GORANI: Let me ask you something about the Anbar strategy of getting Sunni sheikhs, tribal leaders, in on a cooperative sort of team against al Qaeda. We saw so many of them killed in the downtown Baghdad hotel.
What happens when the Americans leave?
WARE: These will essentially become the Sunni militia. In fact, they are America's Sunni militia, or they're America's assassins. These are insurgents. These are the Ba'athists. These are the nationalists, the ex-Iraqi West Pointers, so to speak.
From the very beginning, they've never shared al Qaeda's agenda. From 2003, they were looking to work with America. But the administration back then wouldn't have a part of it. Now America knows that the only way to combat al Qaeda is to unleash the Ba'ath insurgency, and that's what they've done, even giving them ammunition.
GORANI: All right. Michael, stand by.

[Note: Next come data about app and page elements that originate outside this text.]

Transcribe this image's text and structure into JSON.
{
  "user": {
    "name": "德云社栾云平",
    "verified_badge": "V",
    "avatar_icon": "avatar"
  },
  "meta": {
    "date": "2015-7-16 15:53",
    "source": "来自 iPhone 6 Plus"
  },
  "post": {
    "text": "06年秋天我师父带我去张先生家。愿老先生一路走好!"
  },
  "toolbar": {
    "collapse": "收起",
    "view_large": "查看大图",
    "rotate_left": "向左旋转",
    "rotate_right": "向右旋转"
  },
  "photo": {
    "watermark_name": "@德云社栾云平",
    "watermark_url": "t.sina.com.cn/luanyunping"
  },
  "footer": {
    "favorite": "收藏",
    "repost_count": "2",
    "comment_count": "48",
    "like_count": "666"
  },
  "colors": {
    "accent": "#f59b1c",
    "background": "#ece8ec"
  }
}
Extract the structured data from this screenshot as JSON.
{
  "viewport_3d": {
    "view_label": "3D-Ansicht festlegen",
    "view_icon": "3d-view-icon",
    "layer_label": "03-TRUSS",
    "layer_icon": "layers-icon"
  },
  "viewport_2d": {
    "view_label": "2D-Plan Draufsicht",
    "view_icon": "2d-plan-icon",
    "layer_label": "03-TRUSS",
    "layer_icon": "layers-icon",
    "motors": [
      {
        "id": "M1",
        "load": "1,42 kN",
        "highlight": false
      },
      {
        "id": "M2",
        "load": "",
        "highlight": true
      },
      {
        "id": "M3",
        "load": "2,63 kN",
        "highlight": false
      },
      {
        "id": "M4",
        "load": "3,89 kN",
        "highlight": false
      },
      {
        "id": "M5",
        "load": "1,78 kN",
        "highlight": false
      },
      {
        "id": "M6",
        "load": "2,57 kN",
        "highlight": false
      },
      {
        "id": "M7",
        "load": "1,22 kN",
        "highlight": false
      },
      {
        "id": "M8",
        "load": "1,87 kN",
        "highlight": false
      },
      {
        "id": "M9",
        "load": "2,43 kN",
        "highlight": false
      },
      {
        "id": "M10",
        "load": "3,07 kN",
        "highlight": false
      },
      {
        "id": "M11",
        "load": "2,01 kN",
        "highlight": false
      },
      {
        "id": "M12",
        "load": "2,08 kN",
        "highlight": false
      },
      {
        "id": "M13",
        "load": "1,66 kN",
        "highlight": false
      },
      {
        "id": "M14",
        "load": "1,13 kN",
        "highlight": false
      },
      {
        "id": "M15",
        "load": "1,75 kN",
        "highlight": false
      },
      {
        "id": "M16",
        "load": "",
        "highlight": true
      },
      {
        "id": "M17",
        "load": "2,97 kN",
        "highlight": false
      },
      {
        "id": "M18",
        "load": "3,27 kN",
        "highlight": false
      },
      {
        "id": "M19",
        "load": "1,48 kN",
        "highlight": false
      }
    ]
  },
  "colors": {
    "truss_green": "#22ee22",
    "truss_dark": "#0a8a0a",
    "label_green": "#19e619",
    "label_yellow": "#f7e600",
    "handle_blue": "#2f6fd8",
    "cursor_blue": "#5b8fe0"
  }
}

We're going to go to a Frederik Pleitgen story. He was in Diyala Province for an update on the so-called military surge and how American troops are having a hard time holding on to territory that they "conquered".
Take a look.
FREDERIK PLEITGEN, CNN CORRESPONDENT (voice over): U.S. troops fire mortar rounds at a suspected insurgent position. Their mission: clear and secure this area south of Baghdad so Iraqi forces can take control of a checkpoint.
After almost three days of fighting, they hand over the outpost. Now it's up to the Iraqi national police to hold the position. "This is a big sector, and we need a lot of troops. And coalition forces will hopefully help us stand here," the Iraqi colonel says.
The insurgents came sooner than expected. A mosque right next to the checkpoint. And this is that same mosque only about two hours after U.S. troops left the area.
As this video shot from an aerial drone shows, the insurgents at the mosque launch an attack on the outpost, destroying a guard tower and killing several Iraqi officers. With the Iraqis struggling, a British aircraft is called in to aid them. The fighter drops a massive 2,000-pound bomb on a house used by the attackers, a rare opportunity for coalition forces to effectively use air power against insurgents.
COL. WAYNE GRIGSBY, U.S. ARMY: When the enemy does mass this way, we focus right then on the secure line of operation and we take everything that we have to kill or capture the enemy.
PLEITGEN: But while military officials call the airstrike a success, they acknowledge it highlights a major problem for U.S. forces in Iraq. American troops fight and die to win terrain from insurgents, but the Iraqi security forces are often unable to hold the ground on their own.
MAJ. GEN. RICK LYNCH, U.S. ARMY: The key is, someone has to stay. There has to be a persistent security presence, and that has to be Iraqi security forces. So we continue to work with the government of Iraq and the leaders of the Iraqi security forces to get that persistent presence.
PLEITGEN: A crucial point, military leaders say. Even with the major increase of U.S. soldiers in Iraq, they will not be able to hold all the ground they are now fighting for. That is something the Iraqis must do on their own.
Frederik Pleitgen, CNN, Salman Pak, Iraq.
GORANI: All right. One last question to you, Michael Ware. We saw that in Salman Pak, but Diyala Province is going through a very crucial operation as well. And the big question is, will the insurgents move elsewhere? Have they gone already?
WARE: Well, indeed, the second most senior American general in the country, Lieutenant General Ray Odierno, has already said that as far as the U.S. forces are aware, the top al Qaeda leadership left Diyala before the operation. I mean, it was flagged so heavily.
I mean, the insurgents know that the U.S. is coming. They left Falluja. They left Samarra. They left Tal Afar. They've done the exact same thing yet again, and they'll continue to do so.
GORANI: All right. Michael Ware, thanks very much. All right, well, that's it from me and Michael Ware here in Baghdad for now.
Michael in Atlanta, back to you.